> ABOUT THIS TASK
Copy out the data exactly, leaving the pictures behind.
::::
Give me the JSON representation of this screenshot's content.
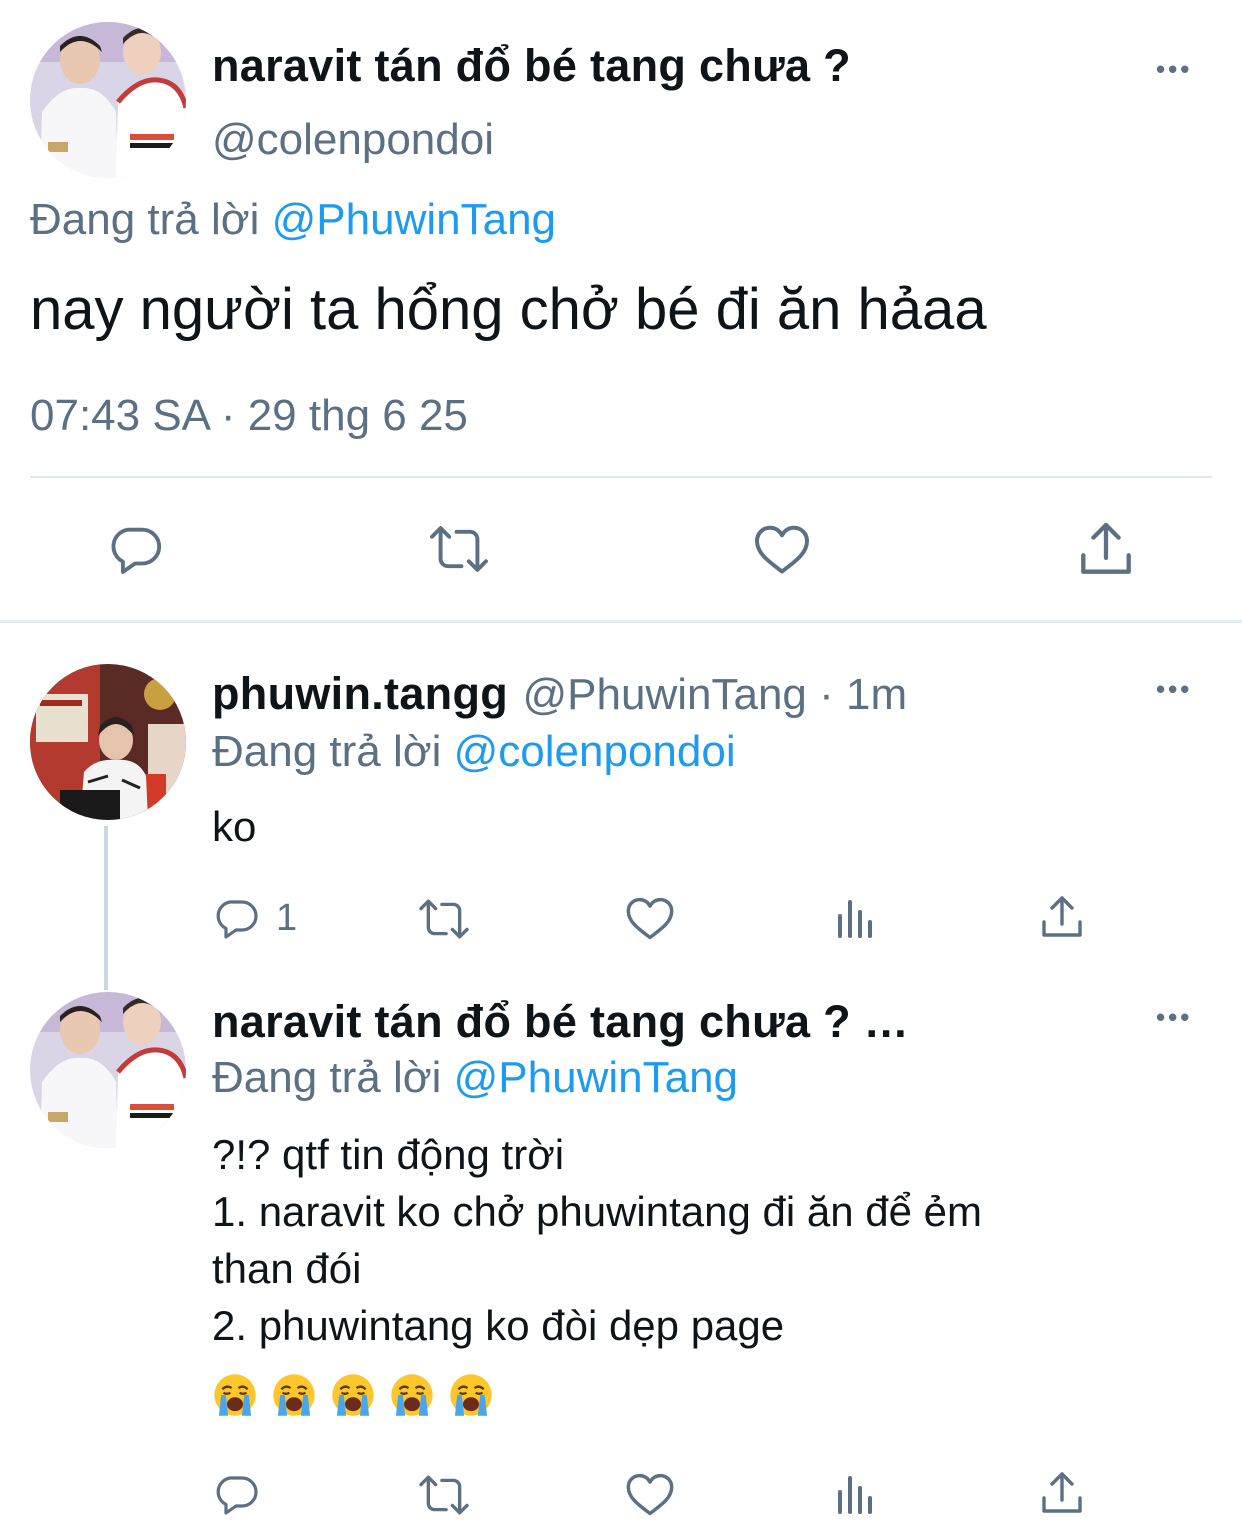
{
  "main_tweet": {
    "display_name": "naravit tán đổ bé tang chưa ?",
    "handle": "@colenpondoi",
    "replying_prefix": "Đang trả lời",
    "replying_to": "@PhuwinTang",
    "text": "nay người ta hổng chở bé đi ăn hảaa",
    "timestamp": "07:43 SA · 29 thg 6 25",
    "more_label": "•••",
    "actions": [
      "reply-icon",
      "retweet-icon",
      "like-icon",
      "share-icon"
    ]
  },
  "replies": [
    {
      "display_name": "phuwin.tangg",
      "meta": "@PhuwinTang · 1m",
      "replying_prefix": "Đang trả lời",
      "replying_to": "@colenpondoi",
      "text": "ko",
      "reply_count": "1",
      "more_label": "•••",
      "actions": [
        "reply-icon",
        "retweet-icon",
        "like-icon",
        "analytics-icon",
        "share-icon"
      ]
    },
    {
      "display_name": "naravit tán đổ bé tang chưa ? …",
      "replying_prefix": "Đang trả lời",
      "replying_to": "@PhuwinTang",
      "text_lines": [
        "?!? qtf tin động trời",
        "1. naravit ko chở phuwintang đi ăn để ẻm",
        "than đói",
        "2. phuwintang ko đòi dẹp page"
      ],
      "emojis": [
        "crying-face-emoji",
        "crying-face-emoji",
        "crying-face-emoji",
        "crying-face-emoji",
        "crying-face-emoji"
      ],
      "more_label": "•••",
      "actions": [
        "reply-icon",
        "retweet-icon",
        "like-icon",
        "analytics-icon",
        "share-icon"
      ]
    }
  ],
  "colors": {
    "text": "#0f1419",
    "secondary": "#5b7083",
    "link": "#1d9bf0",
    "divider": "#e1e8ed"
  }
}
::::
> YOUR SOLUTION
Give me the JSON representation of this screenshot's content.
{
  "main_tweet": {
    "display_name": "naravit tán đổ bé tang chưa ?",
    "handle": "@colenpondoi",
    "replying_prefix": "Đang trả lời",
    "replying_to": "@PhuwinTang",
    "text": "nay người ta hổng chở bé đi ăn hảaa",
    "timestamp": "07:43 SA · 29 thg 6 25",
    "more_label": "•••",
    "actions": [
      "reply-icon",
      "retweet-icon",
      "like-icon",
      "share-icon"
    ]
  },
  "replies": [
    {
      "display_name": "phuwin.tangg",
      "meta": "@PhuwinTang · 1m",
      "replying_prefix": "Đang trả lời",
      "replying_to": "@colenpondoi",
      "text": "ko",
      "reply_count": "1",
      "more_label": "•••",
      "actions": [
        "reply-icon",
        "retweet-icon",
        "like-icon",
        "analytics-icon",
        "share-icon"
      ]
    },
    {
      "display_name": "naravit tán đổ bé tang chưa ? …",
      "replying_prefix": "Đang trả lời",
      "replying_to": "@PhuwinTang",
      "text_lines": [
        "?!? qtf tin động trời",
        "1. naravit ko chở phuwintang đi ăn để ẻm",
        "than đói",
        "2. phuwintang ko đòi dẹp page"
      ],
      "emojis": [
        "crying-face-emoji",
        "crying-face-emoji",
        "crying-face-emoji",
        "crying-face-emoji",
        "crying-face-emoji"
      ],
      "more_label": "•••",
      "actions": [
        "reply-icon",
        "retweet-icon",
        "like-icon",
        "analytics-icon",
        "share-icon"
      ]
    }
  ],
  "colors": {
    "text": "#0f1419",
    "secondary": "#5b7083",
    "link": "#1d9bf0",
    "divider": "#e1e8ed"
  }
}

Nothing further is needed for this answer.